  • Article I of the PTA’s bylaws must be amended following incorporation to add a new third sentence, “This PTA is incorporated under the laws of the State of Illinois.”
  • The office of the Illinois PTA should be notified at (800) 877-9617, providing the corporate 8-digit number.

Questions to Consider When Planning a PTA Fundraiser

As the new school year approaches, many PTAs are planning their budget for the coming year. One part of that budget is fundraising. The National PTA Back-to-School Kit has a list of questions for PTAs to use as guidelines when selecting and planning a fundraising project.

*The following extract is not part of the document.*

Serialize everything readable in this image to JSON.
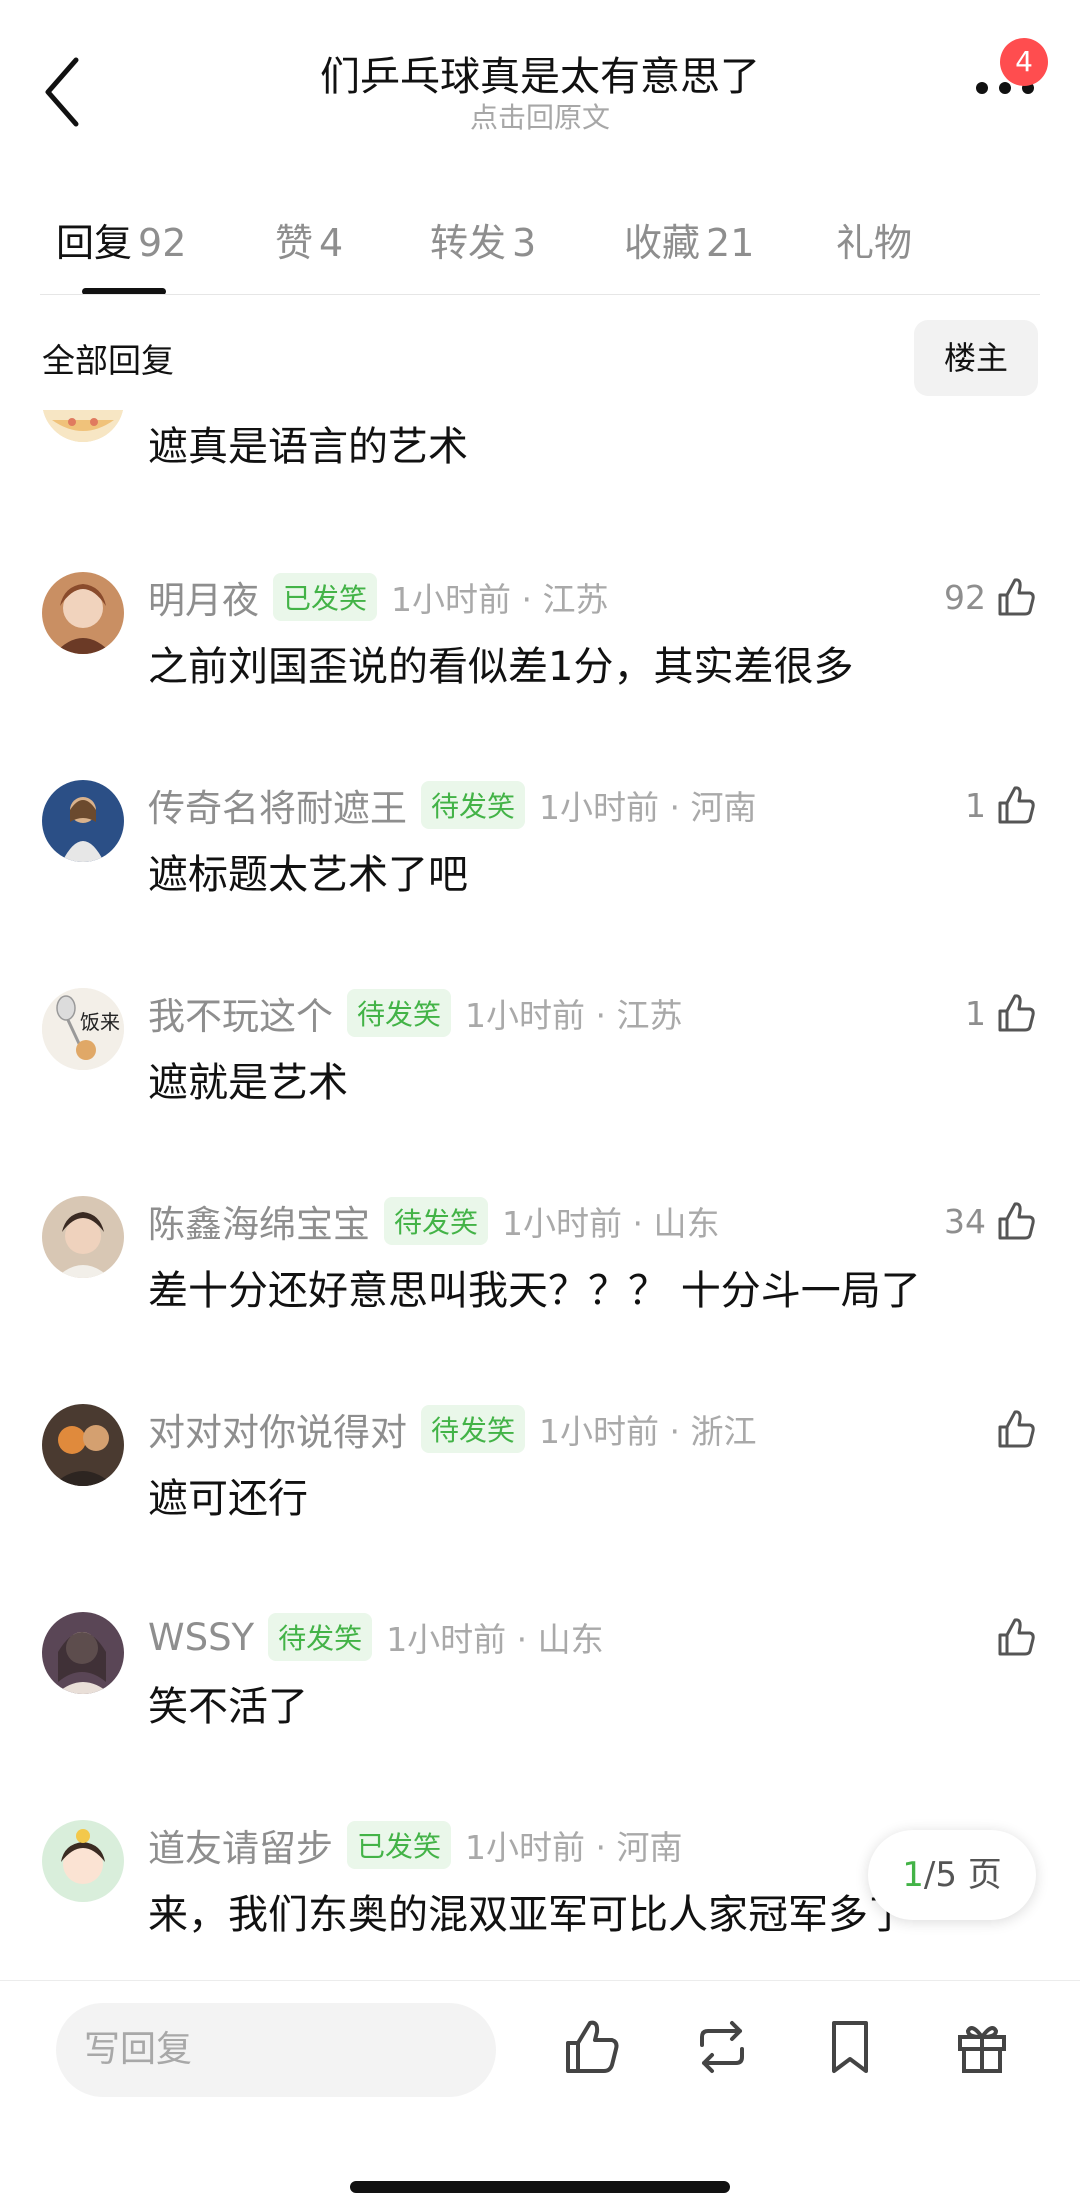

  • Does it adhere to the PTA mission and purpose?
  • Does it conform to the noncommercial, nonsectarian, and nonpartisan policies set forth in the PTA bylaws?
  • Does it refrain from using or exploiting children? Will it create goodwill for the PTA?
  • Is it a type of activity that can serve as a positive example for children and youth? Will it provide the revenue to help meet the PTA’s goals?
  • Did the fundraising committee provide a budget of expenditures (e.g., materials and advertising for the event), as required by the PTA’s bylaws and standing rules?
  • Do the state and local governments require the PTA to collect and remit sales tax? Are special permits, such as special licenses or health permits, required or needed?
  • Is the liability of the PTA and its members protected through sufficient insurance or otherwise?
  • Did the president sign the contracts for vendors or manufacturers? Do the contracts and products cover who is responsible for spoiled or damaged goods? For unclaimed goods?
  • Is the PTA using volunteers, or does it have to pay or contract with workers? (Note that in Illinois, paying workers may be considered working with a professional fundraiser, which can result in the PTA needing to file an AG-990 form with the Illinois Attorney General’s office. Also be aware that once a PTA files an AG-990, it must continue to file annually.)
  • Have procedures been established to safeguard the handling of products and money? What are the costs for using a facility? How long is the event going to be held? Are here special requirements or restrictions for using the facility? Are fire laws and safety precautions strictly observed? Is the facility accessible to people with disabilities?
  • Is it an infrequent or ongoing activity? Be aware that unrelated business activities could result in some federal or state taxation of the income earned or, in the extreme, the loss of your tax-exempt status.
  • Are there local, state, or federal laws that apply? Is care taken to see that no law is violated?

 

Depending on the PTA and the activity, there may be other questions that need to be addressed. When considering several funding ideas, review this list, as well as other questions and concerns, to determine which fundraising event to choose.

You can find more information on PTA fundraising in the National PTA Back-to-School Kit.